Dawkins wasn't saying no to her request that he read the article. The moderator of the event tried to move on from the Mazur's question, because it was turning into more of a dialogue, and Dawkins was actually saying he must answer Mazur's question. It's not really that important and I don't know if Mazur left that out purposely, but I just figured I'd point it out. Anyway, the key point is this what Dawkins says about the Theory of Form:
I find it amusing the Mazur chose to interpret the combination of these two responses from Dawkins as him renouncing Darwinism and embracing the theory of form, because there is no way a vaguely intelligent human being who actually heard what Dawkins said at both these events would come to this conclusion. I have no clue what her objective is, but she just comes off as completely nuts.
I see a lot of value in that kind of approach. It is something we can't as biologists afford to neglect. However, it absolutely neglects the question where does the illusion of design come from? Where do animals and plants get this powerful impression that they have been brilliantly designed for a purpose? Where does that come from?
That does not come from the laws of physics on their own. That cannot come from anything that has so far been suggested by anybody other than natural selection. So I don't see any conflict at all between the theory of natural selection -- the gene-centered theory of natural selection, I should say -- and the theory of form. We need both. We need both. And it is disingenuous to present the one as antagonistic to the other.

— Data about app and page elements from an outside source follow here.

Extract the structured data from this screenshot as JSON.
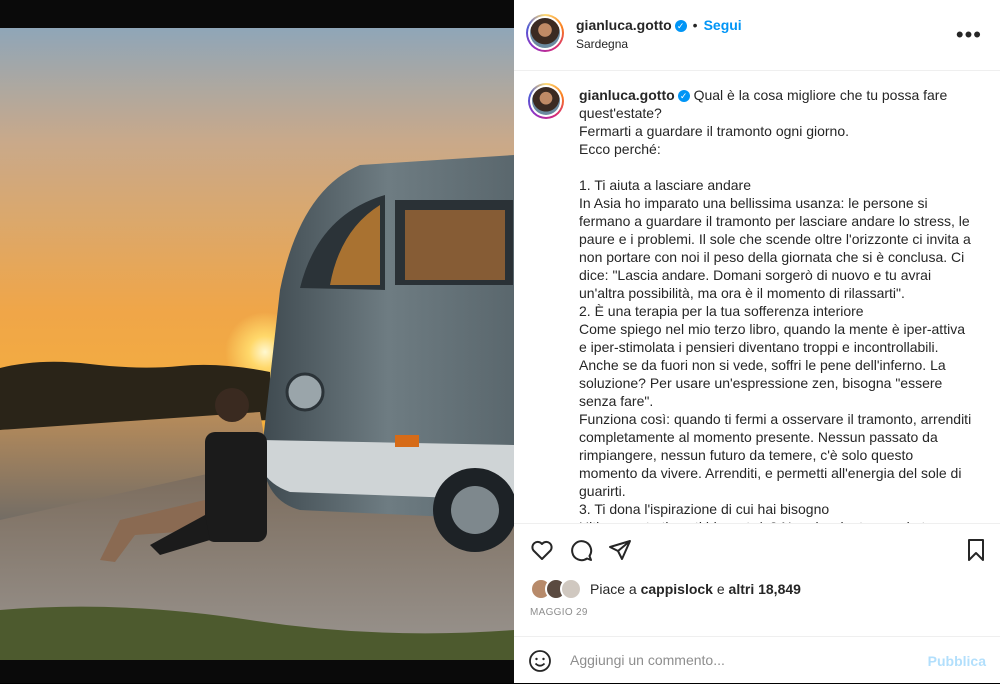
{
  "header": {
    "username": "gianluca.gotto",
    "follow_label": "Segui",
    "separator": "•",
    "location": "Sardegna",
    "more_icon": "more-horizontal-icon"
  },
  "caption": {
    "username": "gianluca.gotto",
    "text": "Qual è la cosa migliore che tu possa fare quest'estate?\nFermarti a guardare il tramonto ogni giorno.\nEcco perché:\n\n1. Ti aiuta a lasciare andare\nIn Asia ho imparato una bellissima usanza: le persone si fermano a guardare il tramonto per lasciare andare lo stress, le paure e i problemi. Il sole che scende oltre l'orizzonte ci invita a non portare con noi il peso della giornata che si è conclusa. Ci dice: \"Lascia andare. Domani sorgerò di nuovo e tu avrai un'altra possibilità, ma ora è il momento di rilassarti\".\n2. È una terapia per la tua sofferenza interiore\nCome spiego nel mio terzo libro, quando la mente è iper-attiva e iper-stimolata i pensieri diventano troppi e incontrollabili. Anche se da fuori non si vede, soffri le pene dell'inferno. La soluzione? Per usare un'espressione zen, bisogna \"essere senza fare\".\nFunziona così: quando ti fermi a osservare il tramonto, arrenditi completamente al momento presente. Nessun passato da rimpiangere, nessun futuro da temere, c'è solo questo momento da vivere. Arrenditi, e permetti all'energia del sole di guarirti.\n3. Ti dona l'ispirazione di cui hai bisogno\nUltimamente ti senti bloccato/a? Non riesci a trovare la tua strada, ad andare avanti con la tua tesi di laurea, il tuo libro, il tuo sogno, il tuo lavoro? Hai bisogno di una sola cosa: rallentare."
  },
  "actions": {
    "icons": [
      "heart-icon",
      "comment-icon",
      "share-icon",
      "bookmark-icon"
    ]
  },
  "likes": {
    "prefix": "Piace a",
    "user": "cappislock",
    "connector": "e",
    "others": "altri 18,849"
  },
  "date": "MAGGIO 29",
  "comment_box": {
    "placeholder": "Aggiungi un commento...",
    "publish_label": "Pubblica",
    "emoji_icon": "emoji-icon"
  },
  "colors": {
    "accent": "#0095f6",
    "publish_disabled": "#b2dffc",
    "text": "#262626",
    "muted": "#8e8e8e"
  }
}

During the Q&A session one young man stood up and asked Dawkins why he used the term Darwinism when referring to the theory of evolution. While noting that it is still common to do so in England, most American scientists eschew the term because of the manner in which it plays into the hands of creationists. We don't speak of Newtonism or Einsteinism, the young man pointed out, and referring to the theory of evolution as "Darwinism" might give some the mistaken view that evolution is nothing more than a religion or cult of personality.
Now here's the really amazing thing: despite being about 30 years the young man's senior, Dawkins thoughtfully assented. He agreed that the young questioner had a point, one which he hadn't fully considered before. Perhaps "Darwinian" has it's place, but maybe "Darwinism" should be retired as too likely to be misconstrued. We in the audience saw a respected writer and science advocate who was willing to reevaluate himself and his choice of expression, and we all loudly applauded Dawkins' open-mindedness and willingness to change. It was a great moment.
- The whole Expelled thing has died down a bit. However, as New Humanist points out, PZ's original post on his expulsion was fourth most popular in the world. Hopefully the hypocrisy of the makers of Expelled was exposed, but I'm still skeptical of whether it came to the attention of many people who didn't already have their minds made up.
- Mark Chu-Carroll at Good Math, Bad Math has an excellent post up about the framing issue. I agree with him completely.
- Mooney and Nisbet Are going to be giving a talk at Princeton on March 31 about Framing Science. I'm pretty sure that I'm going to go. I'll come back here write about how it goes.